A peace we can believe in

Scour your memory and think back to an older decade. It was December 2009 and President Barack Obama – in a beautiful little nugget of irony – was accepting the Nobel Peace Prize shortly after escalating the war in Afghanistan. Yes, it was a simpler time. Anyway, in his uncomfortable position, Obama tried to give an acceptance speech that struck a balance between reality and the spirit of the award. For the more committed anti-war types, it was an unfortunate and explicit endorsement of a more hawkish foreign policy. Even more disturbing, I think, were the responses of a few notable conservatives to a particular part of the speech. Their views were extremely pessimistic – and’ hopefully no one actually thinks like them. The passage in question was Obama’s advice that, ‘We must begin by acknowledging the hard truth: We will not eradicate violent conflict in our lifetimes.’ Harmless enough it would seem – it’s even got a decidedly conservative bend. But the loveable ex-rep to the United Nations, John Bolton, had some qualms. ‘He says we have to acknowledge the hard truth that we will not eradicate violent conflict in our lifetimes. Well, no kidding.
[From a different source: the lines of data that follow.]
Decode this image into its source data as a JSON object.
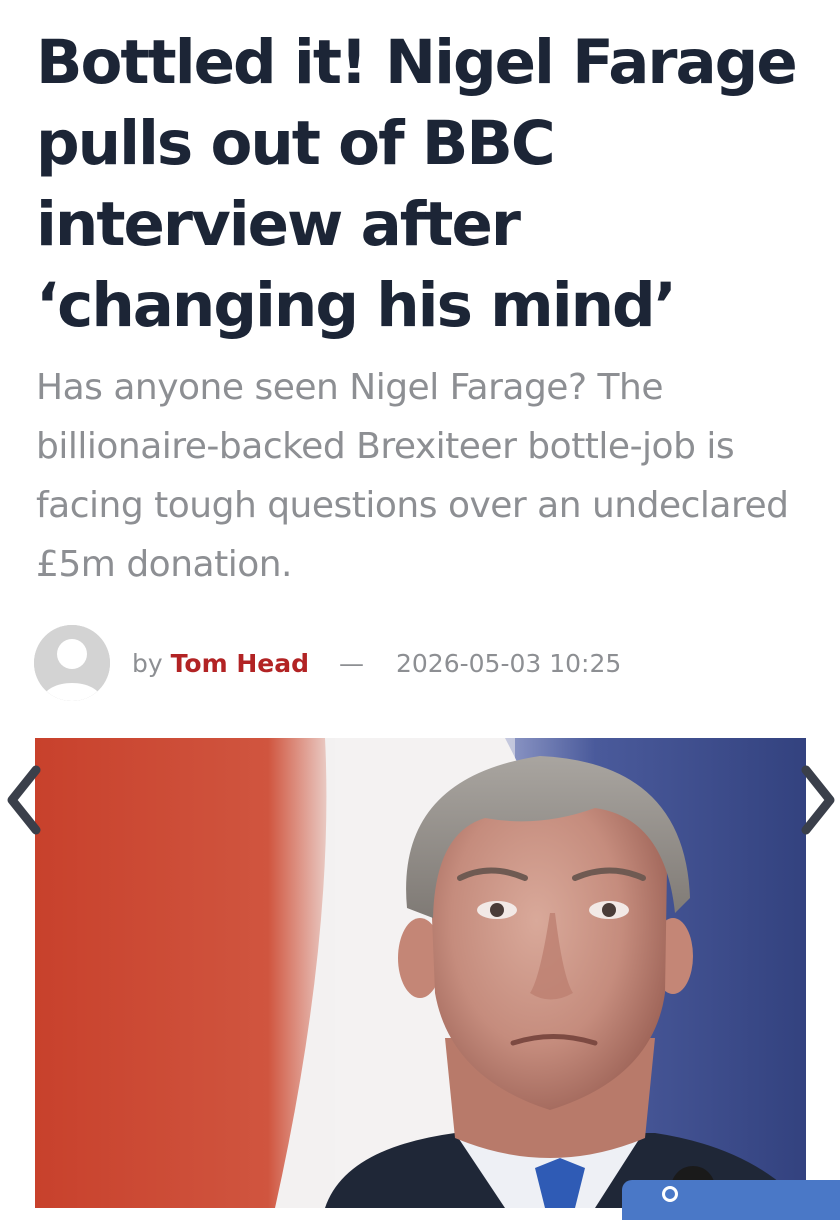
{
  "article": {
    "headline": "Bottled it! Nigel Farage pulls out of BBC interview after ‘changing his mind’",
    "standfirst": "Has anyone seen Nigel Farage? The billionaire-backed Brexiteer bottle-job is facing tough questions over an undeclared £5m donation.",
    "byline": {
      "by": "by",
      "author": "Tom Head",
      "separator": "—",
      "date": "2026-05-03 10:25"
    }
  },
  "gallery": {
    "prev_icon": "chevron-left-icon",
    "next_icon": "chevron-right-icon"
  },
  "colors": {
    "headline": "#1c2536",
    "standfirst": "#8d8f93",
    "author_link": "#b22324",
    "corner_tab": "#4a78c7",
    "backdrop_red": "#c8402c",
    "backdrop_blue": "#3c4c8e"
  }
}
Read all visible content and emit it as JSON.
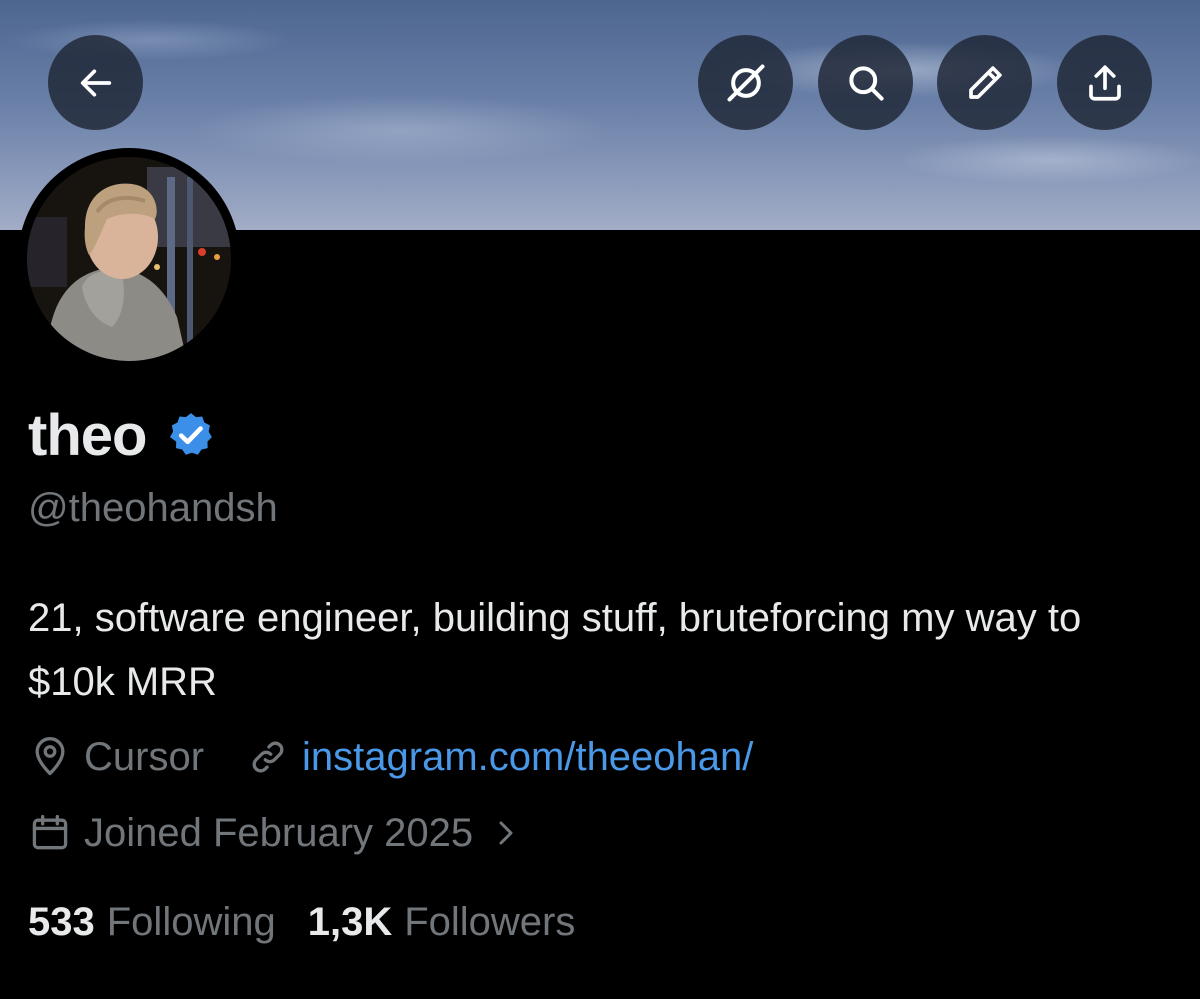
{
  "profile": {
    "display_name": "theo",
    "handle": "@theohandsh",
    "bio": "21, software engineer, building stuff, bruteforcing my way to $10k MRR",
    "location": "Cursor",
    "website": "instagram.com/theeohan/",
    "joined": "Joined February 2025",
    "verified": true
  },
  "stats": {
    "following_count": "533",
    "following_label": "Following",
    "followers_count": "1,3K",
    "followers_label": "Followers"
  },
  "header_buttons": [
    {
      "icon": "back-arrow-icon"
    },
    {
      "icon": "grok-icon"
    },
    {
      "icon": "search-icon"
    },
    {
      "icon": "edit-pencil-icon"
    },
    {
      "icon": "share-icon"
    }
  ],
  "colors": {
    "background": "#000000",
    "primary_text": "#e7e9ea",
    "secondary_text": "#71767b",
    "link": "#4a99e9",
    "verified_badge": "#3b8fe8"
  }
}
You know, homo sapiens are hardwired for violent conflict,’ Bolton said. ‘The whole notion you could even think about eliminating it, not just in our lifetime but soon thereafter, I think reveals a fundamental misunderstanding of human nature.’ As for being hardwired for violent conflict, well, Bolton can speak for himself. Columnist George Will also took issue pejoratively calling the same phrase ‘delayed utopianism.’ It’s disturbing to hear conservatives talk this way. For years we’ve heard that war can be a prerequisite for peace. Now it turns out that peace isn’t actually in the agenda. And while I hate to disagree with their daringly cynical opinions, Bolton and Will’s views are not just harmful – they’re wrong. It’s important that people know and don’t buy in to the inevitable-war thesis. First of all, think of Europe. Anyone with a little background in European history knows they were a pretty warlike bunch. When you’ve had something called the Hundred Years’ War and you’re rounding down, well then you know you’ve got a problem. But that’s what’s miraculous: after years of being at each other’s throats, Western Europe has reached a point where war is not only unlikely, it’s inconceivable.’ Economic integration and the broad acceptance of liberal-democracy have worked wonders there. It’s hardly utopian to think the same can work elsewhere. Strangely, even Obama, in the same speech, was unduly pessimistic. He spoke of rising sectarian violence and painted a pretty grim picture of the 21st century. Here’s the problem: according to the Human Security Brief, the number of intrastate conflicts – civil wars, sectarian conflicts, etc. – has actually fallen in recent years. As for interstate wars – this past decade saw the fewest since World War II. Maybe even more importantly, the number of battle deaths in both types has plummeted in the past few years. I suspect Bolton and Will’s less-than-chipper personalities account for their unnecessary pessimism. Still, there’s something legitimately dangerous about their outlook. Typically, we don’t attempt what we believe is impossible. People who believe that ending war is impossible generally don’t try hard to do it. Their cynicism reminds me of Samuel Huntington – the late Harvard political scientist who wrote the landmark book ‘Clash of Civilizations’ and tried to deflate post-Cold War optimism. Some of his work looks remarkably foresighted. Other parts, less so. To illustrate the Huntington future, he proposed a hypothetical situation for the year – you guessed it – 2010. He laid out a scenario where the U.S. gets into a violent skirmish with the now fanatically nationalistic Chinese. Then, the conflict spreads across the entire Eurasian landmass and the world caves in under renewed cultural differences. ‘ Sounds like the Mayan Calendar 2.0, huh? Well I wouldn’t wait for it. Fifteen years after he released his book, World War III still seems incredibly unlikely. In fact it’s just about as dlikely as the Mayan-predicted apocalypse. For whatever reason, Bolton and Will cling to their pessimistic, angry-cavemen predictions. But ‘utopian’ or not, the chances for peace are not slim at all and, as long as people realize that, it’s possible.’